Picture of the Day: 1
Photo of the Week. Marshmallow clouds drift beneath
a pale sky.
Astronomy news for the week starting Friday, December 30, 2005.
'Tis the year's end, and a Happy New Year to all, as this Saturday
night the clock rolls over to 2006. The year ends, and Skylights'
week begins, with the new Moon on Friday, December 30, giving us a
reverse "blue moon" effect (wherein there are two full moons in a
month), December 2005 having two NEW Moons. The rest of the week
is spent with the Moon in its waxing
crescent phase. In celebration of the new year you can get
your first look at the Moon the night of Sunday, January 1, when it
will appear low in the southwest in twilight to the left of Venus,
the brilliant planet now setting ever earlier in twilight and

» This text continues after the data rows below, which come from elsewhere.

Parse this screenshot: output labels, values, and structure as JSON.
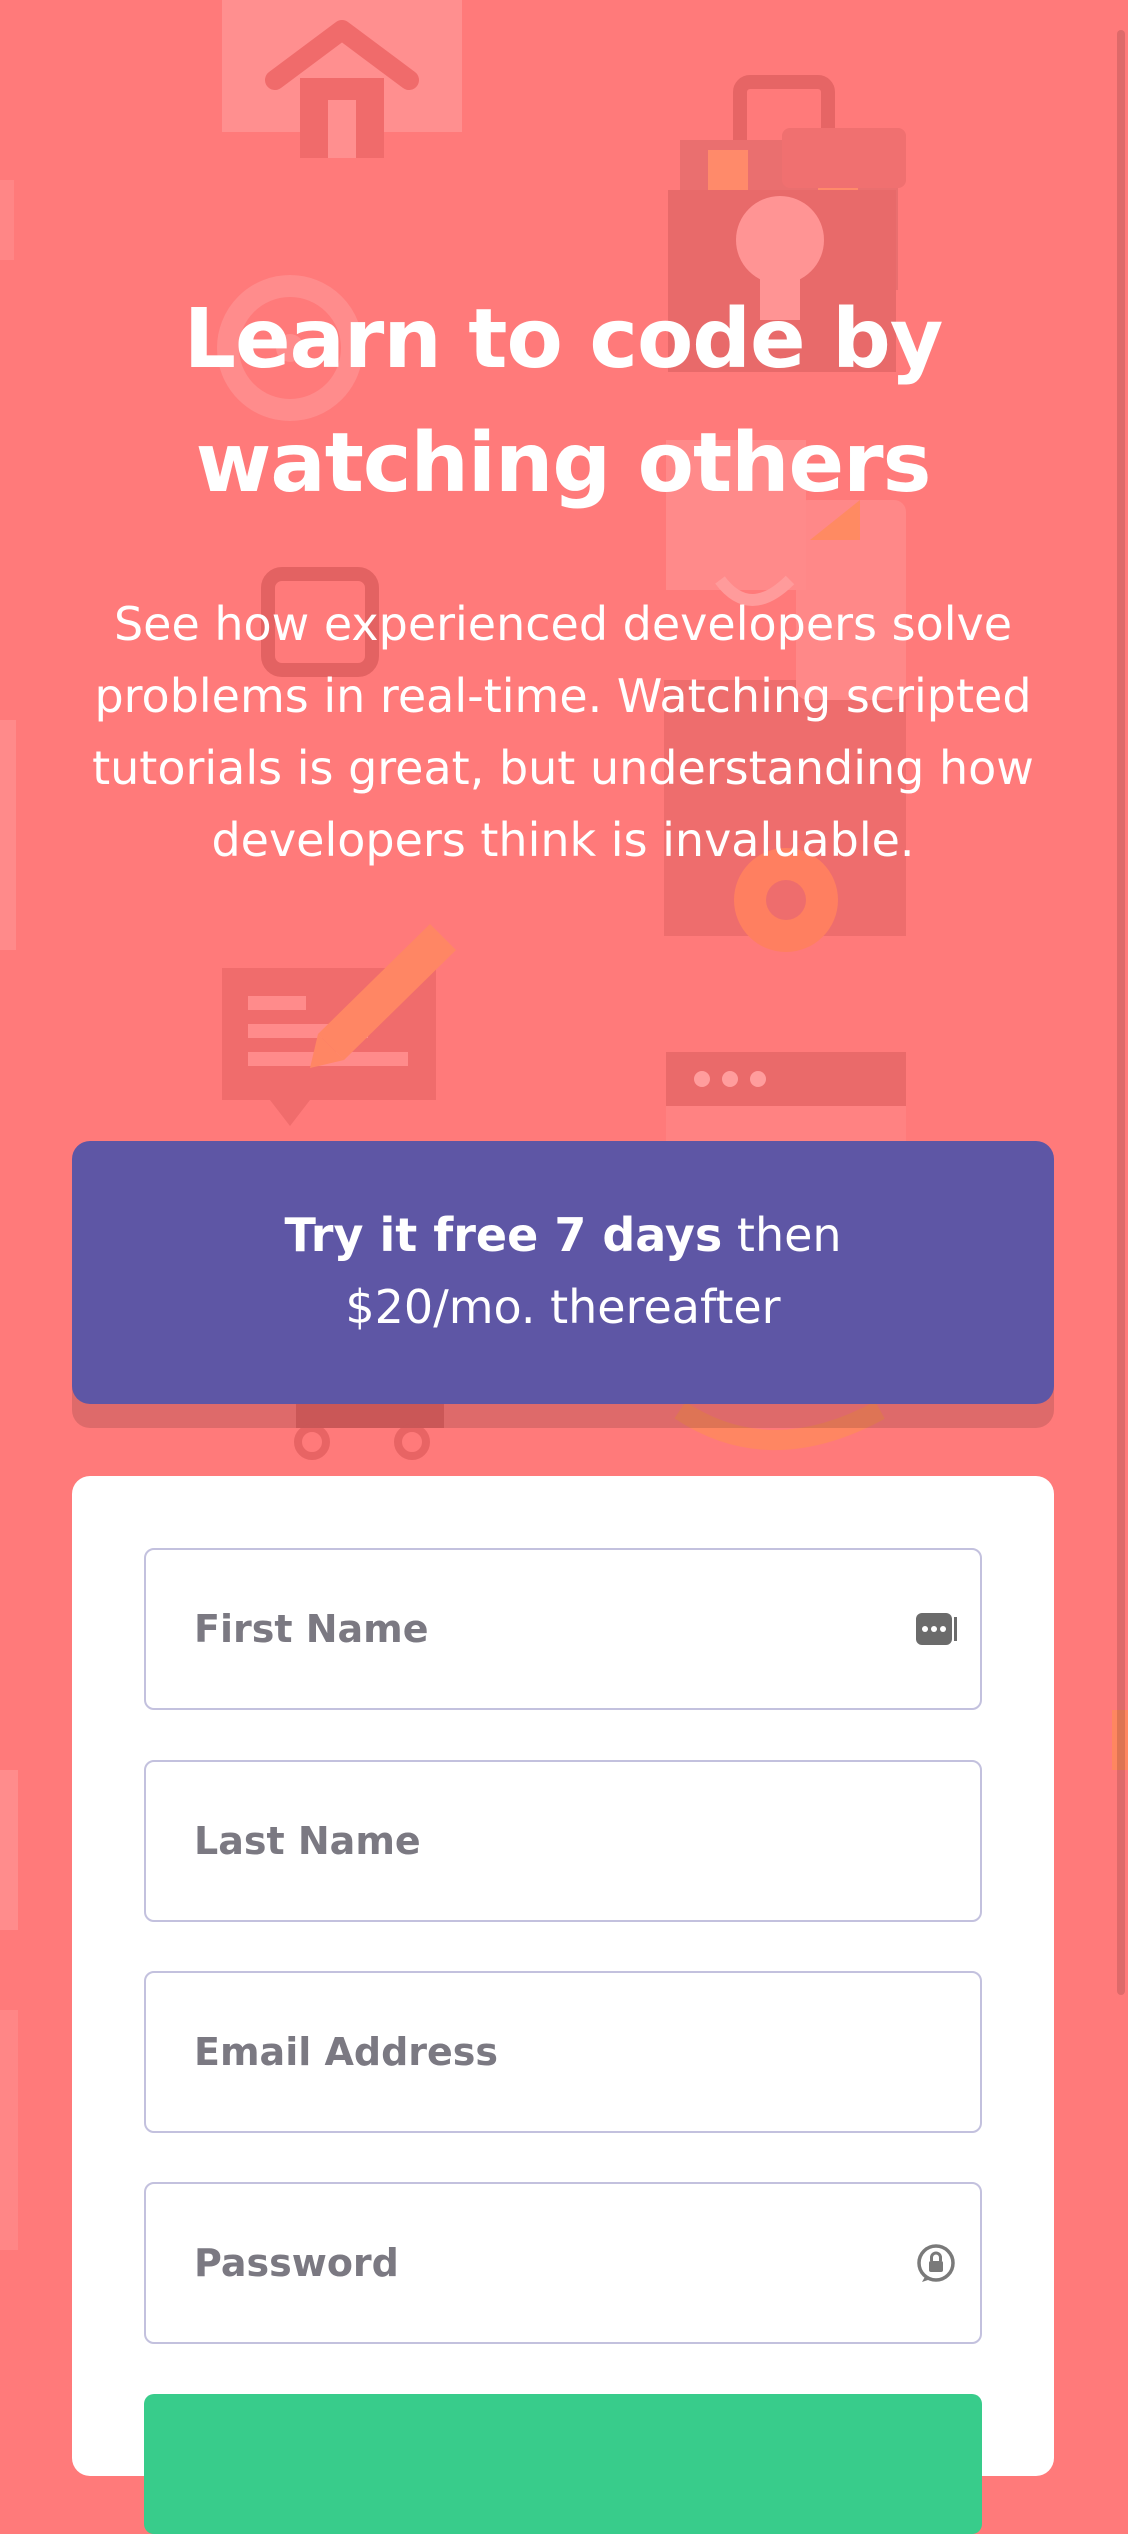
{
  "colors": {
    "background": "#ff7a7a",
    "promo": "#5e56a5",
    "card": "#ffffff",
    "field_border": "#c3c1de",
    "placeholder": "#7b7982",
    "submit": "#38cc8b"
  },
  "hero": {
    "headline": "Learn to code by watching others",
    "description": "See how experienced developers solve problems in real-time. Watching scripted tutorials is great, but understanding how developers think is invaluable."
  },
  "promo": {
    "highlight": "Try it free 7 days",
    "line_rest": " then",
    "line_two": "$20/mo. thereafter"
  },
  "form": {
    "first_name": {
      "placeholder": "First Name",
      "value": "",
      "icon": "autofill-dots-icon"
    },
    "last_name": {
      "placeholder": "Last Name",
      "value": ""
    },
    "email": {
      "placeholder": "Email Address",
      "value": ""
    },
    "password": {
      "placeholder": "Password",
      "value": "",
      "icon": "password-lock-icon"
    }
  },
  "background_icons": [
    "house-icon",
    "toolbox-icon",
    "cog-icon",
    "pencil-icon",
    "chat-icon",
    "browser-window-icon",
    "cart-icon",
    "atom-icon"
  ]
}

rapidly disappearing from view. Early in the lunar cycle the
nighttime side of the Moon will be bathed in Earthlight. On Monday the 2nd and Tuesday

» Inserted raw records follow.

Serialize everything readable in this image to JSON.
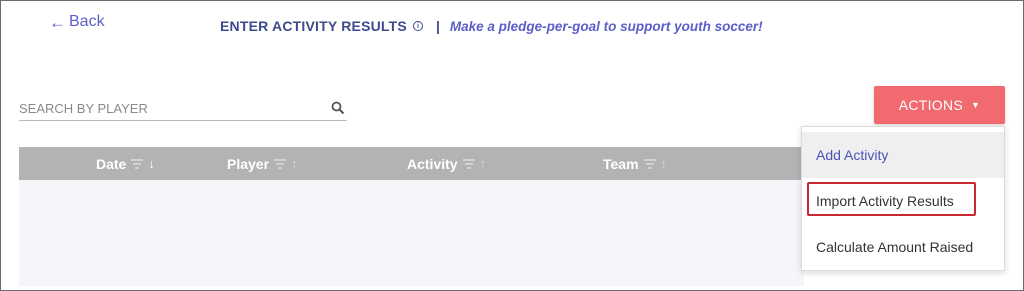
{
  "nav": {
    "back_label": "Back",
    "back_icon": "arrow-left-icon"
  },
  "header": {
    "title": "ENTER ACTIVITY RESULTS",
    "info_icon": "info-icon",
    "separator": "|",
    "promo": "Make a pledge-per-goal to support youth soccer!"
  },
  "search": {
    "placeholder": "SEARCH BY PLAYER",
    "value": "",
    "icon": "search-icon"
  },
  "actions": {
    "label": "ACTIONS",
    "color": "#f06a6f",
    "menu": [
      {
        "label": "Add Activity",
        "hovered": true
      },
      {
        "label": "Import Activity Results",
        "highlighted": true
      },
      {
        "label": "Calculate Amount Raised"
      }
    ]
  },
  "table": {
    "header_color": "#b3b3b3",
    "columns": [
      {
        "label": "Date",
        "sort": "descending"
      },
      {
        "label": "Player",
        "sort": "none"
      },
      {
        "label": "Activity",
        "sort": "none"
      },
      {
        "label": "Team",
        "sort": "none"
      }
    ]
  },
  "colors": {
    "accent": "#5b5fc7",
    "title": "#3d4a8c",
    "highlight_border": "#c8282f"
  }
}
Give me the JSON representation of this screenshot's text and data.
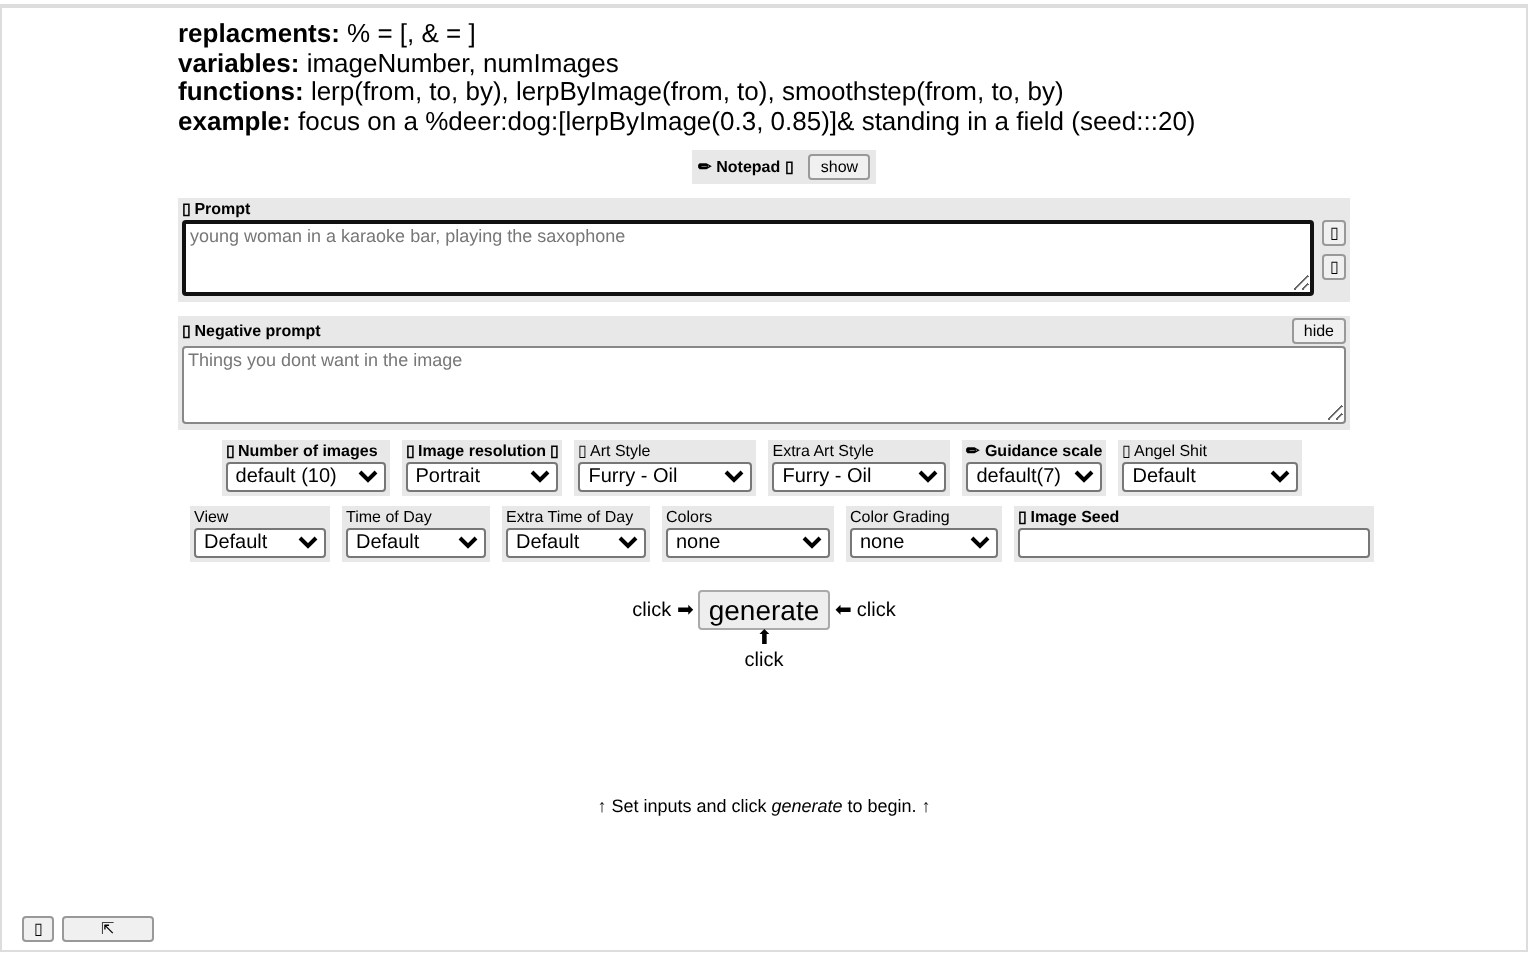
{
  "help_lines": [
    "**replacments:** % = [, & = ]",
    "**variables:** imageNumber, numImages",
    "**functions:** lerp(from, to, by), lerpByImage(from, to), smoothstep(from, to, by)",
    "**example:** focus on a %deer:dog:[lerpByImage(0.3, 0.85)]& standing in a field (seed:::20)"
  ],
  "notepad": {
    "label": "✏ Notepad ▯",
    "button": "show"
  },
  "prompt": {
    "label": "▯ Prompt",
    "placeholder": "young woman in a karaoke bar, playing the saxophone",
    "side_buttons": [
      "▯",
      "▯"
    ]
  },
  "negative_prompt": {
    "label": "▯ Negative prompt",
    "placeholder": "Things you dont want in the image",
    "button": "hide"
  },
  "option_rows": [
    [
      {
        "kind": "select",
        "label": "▯ Number of images",
        "bold": true,
        "value": "default (10)"
      },
      {
        "kind": "select",
        "label": "▯ Image resolution ▯",
        "bold": true,
        "value": "Portrait"
      },
      {
        "kind": "select",
        "label": "▯ Art Style",
        "bold": false,
        "value": "Furry - Oil"
      },
      {
        "kind": "select",
        "label": "Extra Art Style",
        "bold": false,
        "value": "Furry - Oil"
      },
      {
        "kind": "select",
        "label": "✏ Guidance scale",
        "bold": true,
        "value": "default(7)"
      },
      {
        "kind": "select",
        "label": "▯ Angel Shit",
        "bold": false,
        "value": "Default"
      }
    ],
    [
      {
        "kind": "select",
        "label": "View",
        "bold": false,
        "value": "Default"
      },
      {
        "kind": "select",
        "label": "Time of Day",
        "bold": false,
        "value": "Default"
      },
      {
        "kind": "select",
        "label": "Extra Time of Day",
        "bold": false,
        "value": "Default"
      },
      {
        "kind": "select",
        "label": "Colors",
        "bold": false,
        "value": "none"
      },
      {
        "kind": "select",
        "label": "Color Grading",
        "bold": false,
        "value": "none"
      },
      {
        "kind": "text",
        "label": "▯ Image Seed",
        "bold": true
      }
    ]
  ],
  "generate": {
    "button": "generate",
    "left": "click ➡",
    "right": "⬅ click",
    "below_arrow": "⬆",
    "below": "click"
  },
  "status": "↑ Set inputs and click *generate* to begin. ↑",
  "corner_buttons": [
    "▯",
    "⇱"
  ]
}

the 3rd, the Moon will respectively (and invisibly) pass to the
south of Neptune and Uranus.
Venus vanishes, the early night sky is taken over by Mars
(still in Aries), which transits
the meridian to the south just before 8 PM, and
Saturn (yet in Cancer), which
rises about an hour earlier. Though Mars has faded some from its
earlier glory, it still shines at the minus first magnitude, and is
brighter than all but the two brightest stars, Sirius and Canopus. Saturn (at magnitude zero
brighter than all but the top three stars, number three Alpha Centauri) then transits the
meridian at 2 AM, followed nearly an hour later by the simultaneous
Mars and the rising of
Jupiter, whose glowing brightness no star can match. Now in
western Libra, Jupiter falls well
to the east of Virgo's Spica.
Far fainter, the asteroid Vesta (the fourth discovered), will pass
through opposition with the Sun on
Thursday the 5th. At faint sixth magnitude in central Gemini, it is just barely visible
to the naked eye (given excellent vision in a dark location),
making it unique among such bodies (the asteroids a collection of
planetary debris mostly between Mars and Jupiter).
Meteor showers come from the debris of comets, not asteroids. Keep
your eye out for one of the major showers of the year, the Quadrantids, which peak
the morning of January 3, and that come out of the defunct
constellation Quadrans, which
lies near the Big Dipper.
On New Year's Day, the Moon will pass through perigee,
where it is closest to the Earth. Just three days later, at about
9 AM CST on Wednesday the 4th, the Earth then passes through perihelion
, where it is closest to the Sun, 147 million kilometers (91.4
million miles), 1.7 percent closer than average. Since perihelion
takes place in the heart of northern winter, solar distance clearly
plays no significant role in the
seasons, which are caused by the 23.4 degree tilt of the
Earth's rotational axis relative to its orbital axis. Since ocean
tides depend on the inverse cube of the distances between the Earth
and the Moon and Sun, they will be especially high (and low) at
this new Moon. Tides slow the Earth's rotation, and to synchronize
clocks with precisely-kept "atomic time," a "leap second"
will be added at midnight as the Old Year passes to the New (giving
61 seconds to the last minute).
Orion and his cohort of bright constellations are now making a
serious impact on the nightly sky, Sirius in Canis Major rising as twilight ends. Watch for them as
they cross the sky during the wintery nights. Meanwhile in the
northeast, the Big Dipper is rising. The Little Dipper, however, is at its low point beneath the